** Data shown follows **

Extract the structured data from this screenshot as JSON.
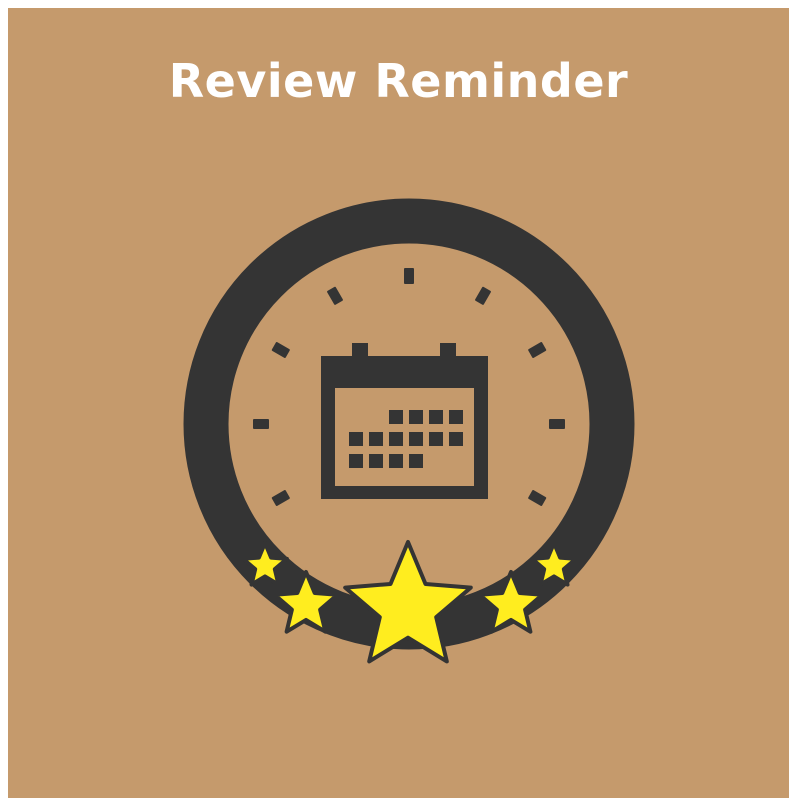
{
  "title": "Review Reminder",
  "colors": {
    "background": "#c59a6c",
    "ring": "#343434",
    "star_fill": "#ffed1f",
    "star_stroke": "#343434",
    "title_text": "#ffffff"
  },
  "icons": {
    "ring": "clock-ring-icon",
    "calendar": "calendar-icon",
    "stars": "star-icon"
  },
  "rating": {
    "stars": 5
  }
}
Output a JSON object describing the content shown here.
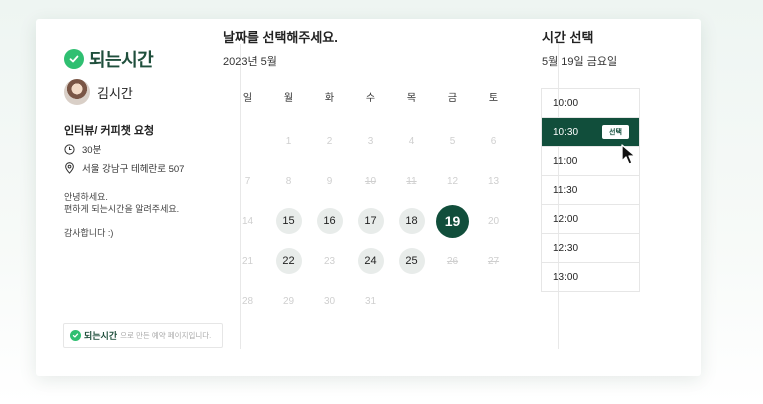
{
  "brand": {
    "name": "되는시간",
    "accent": "#2fbf71",
    "dark": "#114e3b"
  },
  "host": {
    "name": "김시간"
  },
  "event": {
    "title": "인터뷰/ 커피챗 요청",
    "duration": "30분",
    "location": "서울 강남구 테헤란로 507",
    "description_lines": [
      "안녕하세요.",
      "편하게 되는시간을 알려주세요.",
      "감사합니다 :)"
    ]
  },
  "footer": {
    "brand": "되는시간",
    "text": "으로 만든 예약 페이지입니다."
  },
  "calendar": {
    "title": "날짜를 선택해주세요.",
    "month_label": "2023년 5월",
    "weekdays": [
      "일",
      "월",
      "화",
      "수",
      "목",
      "금",
      "토"
    ],
    "days": [
      {
        "label": "",
        "state": "empty"
      },
      {
        "label": "1",
        "state": "disabled"
      },
      {
        "label": "2",
        "state": "disabled"
      },
      {
        "label": "3",
        "state": "disabled"
      },
      {
        "label": "4",
        "state": "disabled"
      },
      {
        "label": "5",
        "state": "disabled"
      },
      {
        "label": "6",
        "state": "disabled"
      },
      {
        "label": "7",
        "state": "disabled"
      },
      {
        "label": "8",
        "state": "disabled"
      },
      {
        "label": "9",
        "state": "disabled"
      },
      {
        "label": "10",
        "state": "struck"
      },
      {
        "label": "11",
        "state": "struck"
      },
      {
        "label": "12",
        "state": "disabled"
      },
      {
        "label": "13",
        "state": "disabled"
      },
      {
        "label": "14",
        "state": "disabled"
      },
      {
        "label": "15",
        "state": "available"
      },
      {
        "label": "16",
        "state": "available"
      },
      {
        "label": "17",
        "state": "available"
      },
      {
        "label": "18",
        "state": "available"
      },
      {
        "label": "19",
        "state": "selected"
      },
      {
        "label": "20",
        "state": "disabled"
      },
      {
        "label": "21",
        "state": "disabled"
      },
      {
        "label": "22",
        "state": "available"
      },
      {
        "label": "23",
        "state": "disabled"
      },
      {
        "label": "24",
        "state": "available"
      },
      {
        "label": "25",
        "state": "available"
      },
      {
        "label": "26",
        "state": "struck"
      },
      {
        "label": "27",
        "state": "struck"
      },
      {
        "label": "28",
        "state": "disabled"
      },
      {
        "label": "29",
        "state": "disabled"
      },
      {
        "label": "30",
        "state": "disabled"
      },
      {
        "label": "31",
        "state": "disabled"
      }
    ]
  },
  "time_panel": {
    "title": "시간 선택",
    "date_label": "5월 19일 금요일",
    "select_label": "선택",
    "slots": [
      {
        "time": "10:00",
        "active": false
      },
      {
        "time": "10:30",
        "active": true
      },
      {
        "time": "11:00",
        "active": false
      },
      {
        "time": "11:30",
        "active": false
      },
      {
        "time": "12:00",
        "active": false
      },
      {
        "time": "12:30",
        "active": false
      },
      {
        "time": "13:00",
        "active": false
      }
    ]
  }
}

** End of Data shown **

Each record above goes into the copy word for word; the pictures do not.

Extract the structured data from this screenshot as JSON.
{
  "title": "Review Reminder",
  "colors": {
    "background": "#c59a6c",
    "ring": "#343434",
    "star_fill": "#ffed1f",
    "star_stroke": "#343434",
    "title_text": "#ffffff"
  },
  "icons": {
    "ring": "clock-ring-icon",
    "calendar": "calendar-icon",
    "stars": "star-icon"
  },
  "rating": {
    "stars": 5
  }
}
Output a JSON object describing the content shown here.
{
  "brand": {
    "name": "되는시간",
    "accent": "#2fbf71",
    "dark": "#114e3b"
  },
  "host": {
    "name": "김시간"
  },
  "event": {
    "title": "인터뷰/ 커피챗 요청",
    "duration": "30분",
    "location": "서울 강남구 테헤란로 507",
    "description_lines": [
      "안녕하세요.",
      "편하게 되는시간을 알려주세요.",
      "감사합니다 :)"
    ]
  },
  "footer": {
    "brand": "되는시간",
    "text": "으로 만든 예약 페이지입니다."
  },
  "calendar": {
    "title": "날짜를 선택해주세요.",
    "month_label": "2023년 5월",
    "weekdays": [
      "일",
      "월",
      "화",
      "수",
      "목",
      "금",
      "토"
    ],
    "days": [
      {
        "label": "",
        "state": "empty"
      },
      {
        "label": "1",
        "state": "disabled"
      },
      {
        "label": "2",
        "state": "disabled"
      },
      {
        "label": "3",
        "state": "disabled"
      },
      {
        "label": "4",
        "state": "disabled"
      },
      {
        "label": "5",
        "state": "disabled"
      },
      {
        "label": "6",
        "state": "disabled"
      },
      {
        "label": "7",
        "state": "disabled"
      },
      {
        "label": "8",
        "state": "disabled"
      },
      {
        "label": "9",
        "state": "disabled"
      },
      {
        "label": "10",
        "state": "struck"
      },
      {
        "label": "11",
        "state": "struck"
      },
      {
        "label": "12",
        "state": "disabled"
      },
      {
        "label": "13",
        "state": "disabled"
      },
      {
        "label": "14",
        "state": "disabled"
      },
      {
        "label": "15",
        "state": "available"
      },
      {
        "label": "16",
        "state": "available"
      },
      {
        "label": "17",
        "state": "available"
      },
      {
        "label": "18",
        "state": "available"
      },
      {
        "label": "19",
        "state": "selected"
      },
      {
        "label": "20",
        "state": "disabled"
      },
      {
        "label": "21",
        "state": "disabled"
      },
      {
        "label": "22",
        "state": "available"
      },
      {
        "label": "23",
        "state": "disabled"
      },
      {
        "label": "24",
        "state": "available"
      },
      {
        "label": "25",
        "state": "available"
      },
      {
        "label": "26",
        "state": "struck"
      },
      {
        "label": "27",
        "state": "struck"
      },
      {
        "label": "28",
        "state": "disabled"
      },
      {
        "label": "29",
        "state": "disabled"
      },
      {
        "label": "30",
        "state": "disabled"
      },
      {
        "label": "31",
        "state": "disabled"
      }
    ]
  },
  "time_panel": {
    "title": "시간 선택",
    "date_label": "5월 19일 금요일",
    "select_label": "선택",
    "slots": [
      {
        "time": "10:00",
        "active": false
      },
      {
        "time": "10:30",
        "active": true
      },
      {
        "time": "11:00",
        "active": false
      },
      {
        "time": "11:30",
        "active": false
      },
      {
        "time": "12:00",
        "active": false
      },
      {
        "time": "12:30",
        "active": false
      },
      {
        "time": "13:00",
        "active": false
      }
    ]
  }
}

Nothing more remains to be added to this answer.